__Task to complete__:
Where an image appears in the data, omit it and reproduce the rest exactly.
**** Source information
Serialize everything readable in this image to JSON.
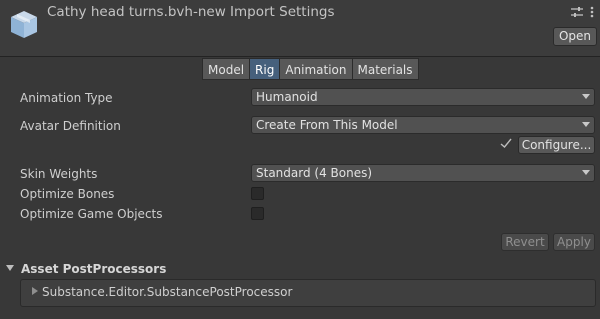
{
  "header": {
    "title": "Cathy head turns.bvh-new Import Settings",
    "open_label": "Open",
    "icons": [
      "asset-file-icon",
      "presets-icon",
      "more-options-icon"
    ]
  },
  "tabs": [
    {
      "label": "Model",
      "active": false
    },
    {
      "label": "Rig",
      "active": true
    },
    {
      "label": "Animation",
      "active": false
    },
    {
      "label": "Materials",
      "active": false
    }
  ],
  "rig": {
    "animation_type": {
      "label": "Animation Type",
      "value": "Humanoid"
    },
    "avatar_definition": {
      "label": "Avatar Definition",
      "value": "Create From This Model"
    },
    "configure_label": "Configure...",
    "skin_weights": {
      "label": "Skin Weights",
      "value": "Standard (4 Bones)"
    },
    "optimize_bones": {
      "label": "Optimize Bones",
      "checked": false
    },
    "optimize_game_objects": {
      "label": "Optimize Game Objects",
      "checked": false
    }
  },
  "actions": {
    "revert_label": "Revert",
    "apply_label": "Apply"
  },
  "postprocessors": {
    "title": "Asset PostProcessors",
    "items": [
      "Substance.Editor.SubstancePostProcessor"
    ]
  },
  "colors": {
    "background": "#383838",
    "active_tab": "#46607c"
  }
}
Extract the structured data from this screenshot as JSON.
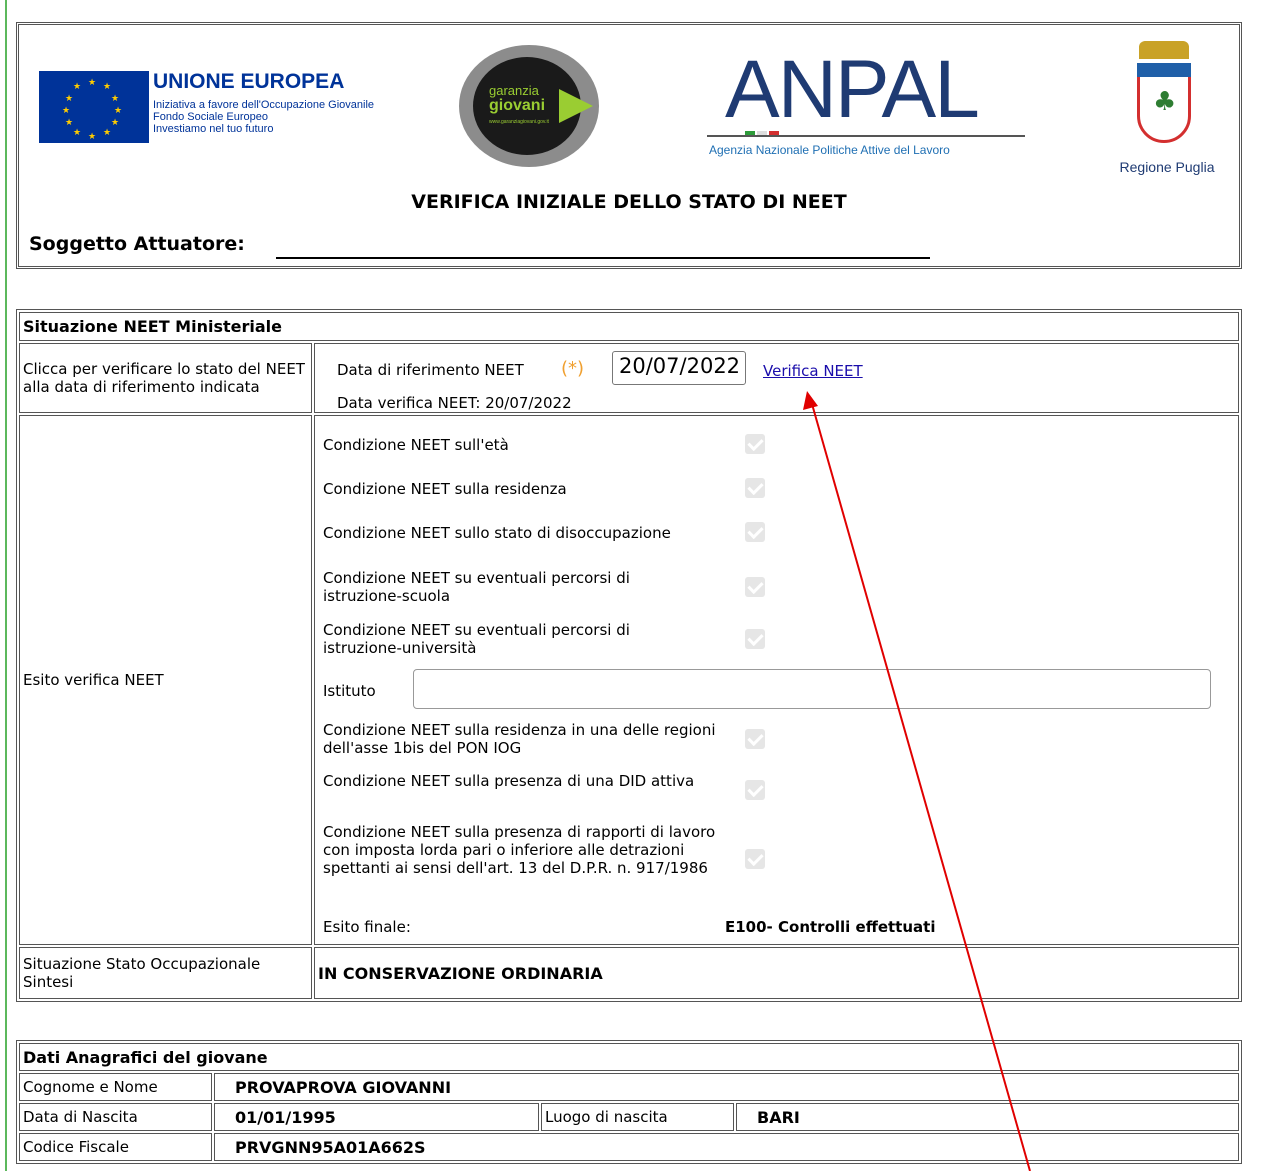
{
  "header": {
    "eu_title": "UNIONE EUROPEA",
    "eu_line1": "Iniziativa a favore dell'Occupazione Giovanile",
    "eu_line2": "Fondo Sociale Europeo",
    "eu_line3": "Investiamo nel tuo futuro",
    "gg_line1": "garanzia",
    "gg_line2": "giovani",
    "gg_url": "www.garanziagiovani.gov.it",
    "anpal_word": "ANPAL",
    "anpal_sub": "Agenzia Nazionale Politiche Attive del Lavoro",
    "region_label": "Regione Puglia",
    "title": "VERIFICA INIZIALE DELLO STATO DI NEET",
    "soggetto_label": "Soggetto Attuatore:"
  },
  "neet": {
    "section_title": "Situazione NEET Ministeriale",
    "click_label": "Clicca per verificare lo stato del NEET alla data di riferimento indicata",
    "date_label": "Data di riferimento NEET",
    "required_mark": "(*)",
    "date_value": "20/07/2022",
    "verify_link": "Verifica NEET",
    "verified_text": "Data verifica NEET: 20/07/2022",
    "esito_label": "Esito verifica NEET",
    "conditions": [
      {
        "label": "Condizione NEET sull'età",
        "checked": true
      },
      {
        "label": "Condizione NEET sulla residenza",
        "checked": true
      },
      {
        "label": "Condizione NEET sullo stato di disoccupazione",
        "checked": true
      },
      {
        "label": "Condizione NEET su eventuali percorsi di istruzione-scuola",
        "checked": true
      },
      {
        "label": "Condizione NEET su eventuali percorsi di istruzione-università",
        "checked": true
      },
      {
        "label": "Condizione NEET sulla residenza in una delle regioni dell'asse 1bis del PON IOG",
        "checked": true
      },
      {
        "label": "Condizione NEET sulla presenza di una DID attiva",
        "checked": true
      },
      {
        "label": "Condizione NEET sulla presenza di rapporti di lavoro con imposta lorda pari o inferiore alle detrazioni spettanti ai sensi dell'art. 13 del D.P.R. n. 917/1986",
        "checked": true
      }
    ],
    "istituto_label": "Istituto",
    "istituto_value": "",
    "esito_finale_label": "Esito finale:",
    "esito_finale_value": "E100- Controlli effettuati",
    "stato_label": "Situazione Stato Occupazionale Sintesi",
    "stato_value": "IN CONSERVAZIONE ORDINARIA"
  },
  "anagrafica": {
    "section_title": "Dati Anagrafici del giovane",
    "nome_label": "Cognome e Nome",
    "nome_value": "PROVAPROVA GIOVANNI",
    "nascita_label": "Data di Nascita",
    "nascita_value": "01/01/1995",
    "luogo_label": "Luogo di nascita",
    "luogo_value": "BARI",
    "cf_label": "Codice Fiscale",
    "cf_value": "PRVGNN95A01A662S"
  },
  "colors": {
    "annotation_arrow": "#e00000",
    "link": "#1a0dab",
    "required": "#f0a030",
    "left_border": "#5cb85c"
  }
}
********
__Written solution__:
Serialize everything readable in this image to JSON.
{
  "header": {
    "title": "Cathy head turns.bvh-new Import Settings",
    "open_label": "Open",
    "icons": [
      "asset-file-icon",
      "presets-icon",
      "more-options-icon"
    ]
  },
  "tabs": [
    {
      "label": "Model",
      "active": false
    },
    {
      "label": "Rig",
      "active": true
    },
    {
      "label": "Animation",
      "active": false
    },
    {
      "label": "Materials",
      "active": false
    }
  ],
  "rig": {
    "animation_type": {
      "label": "Animation Type",
      "value": "Humanoid"
    },
    "avatar_definition": {
      "label": "Avatar Definition",
      "value": "Create From This Model"
    },
    "configure_label": "Configure...",
    "skin_weights": {
      "label": "Skin Weights",
      "value": "Standard (4 Bones)"
    },
    "optimize_bones": {
      "label": "Optimize Bones",
      "checked": false
    },
    "optimize_game_objects": {
      "label": "Optimize Game Objects",
      "checked": false
    }
  },
  "actions": {
    "revert_label": "Revert",
    "apply_label": "Apply"
  },
  "postprocessors": {
    "title": "Asset PostProcessors",
    "items": [
      "Substance.Editor.SubstancePostProcessor"
    ]
  },
  "colors": {
    "background": "#383838",
    "active_tab": "#46607c"
  }
}
Extract the structured data from this screenshot as JSON.
{
  "header": {
    "eu_title": "UNIONE EUROPEA",
    "eu_line1": "Iniziativa a favore dell'Occupazione Giovanile",
    "eu_line2": "Fondo Sociale Europeo",
    "eu_line3": "Investiamo nel tuo futuro",
    "gg_line1": "garanzia",
    "gg_line2": "giovani",
    "gg_url": "www.garanziagiovani.gov.it",
    "anpal_word": "ANPAL",
    "anpal_sub": "Agenzia Nazionale Politiche Attive del Lavoro",
    "region_label": "Regione Puglia",
    "title": "VERIFICA INIZIALE DELLO STATO DI NEET",
    "soggetto_label": "Soggetto Attuatore:"
  },
  "neet": {
    "section_title": "Situazione NEET Ministeriale",
    "click_label": "Clicca per verificare lo stato del NEET alla data di riferimento indicata",
    "date_label": "Data di riferimento NEET",
    "required_mark": "(*)",
    "date_value": "20/07/2022",
    "verify_link": "Verifica NEET",
    "verified_text": "Data verifica NEET: 20/07/2022",
    "esito_label": "Esito verifica NEET",
    "conditions": [
      {
        "label": "Condizione NEET sull'età",
        "checked": true
      },
      {
        "label": "Condizione NEET sulla residenza",
        "checked": true
      },
      {
        "label": "Condizione NEET sullo stato di disoccupazione",
        "checked": true
      },
      {
        "label": "Condizione NEET su eventuali percorsi di istruzione-scuola",
        "checked": true
      },
      {
        "label": "Condizione NEET su eventuali percorsi di istruzione-università",
        "checked": true
      },
      {
        "label": "Condizione NEET sulla residenza in una delle regioni dell'asse 1bis del PON IOG",
        "checked": true
      },
      {
        "label": "Condizione NEET sulla presenza di una DID attiva",
        "checked": true
      },
      {
        "label": "Condizione NEET sulla presenza di rapporti di lavoro con imposta lorda pari o inferiore alle detrazioni spettanti ai sensi dell'art. 13 del D.P.R. n. 917/1986",
        "checked": true
      }
    ],
    "istituto_label": "Istituto",
    "istituto_value": "",
    "esito_finale_label": "Esito finale:",
    "esito_finale_value": "E100- Controlli effettuati",
    "stato_label": "Situazione Stato Occupazionale Sintesi",
    "stato_value": "IN CONSERVAZIONE ORDINARIA"
  },
  "anagrafica": {
    "section_title": "Dati Anagrafici del giovane",
    "nome_label": "Cognome e Nome",
    "nome_value": "PROVAPROVA GIOVANNI",
    "nascita_label": "Data di Nascita",
    "nascita_value": "01/01/1995",
    "luogo_label": "Luogo di nascita",
    "luogo_value": "BARI",
    "cf_label": "Codice Fiscale",
    "cf_value": "PRVGNN95A01A662S"
  },
  "colors": {
    "annotation_arrow": "#e00000",
    "link": "#1a0dab",
    "required": "#f0a030",
    "left_border": "#5cb85c"
  }
}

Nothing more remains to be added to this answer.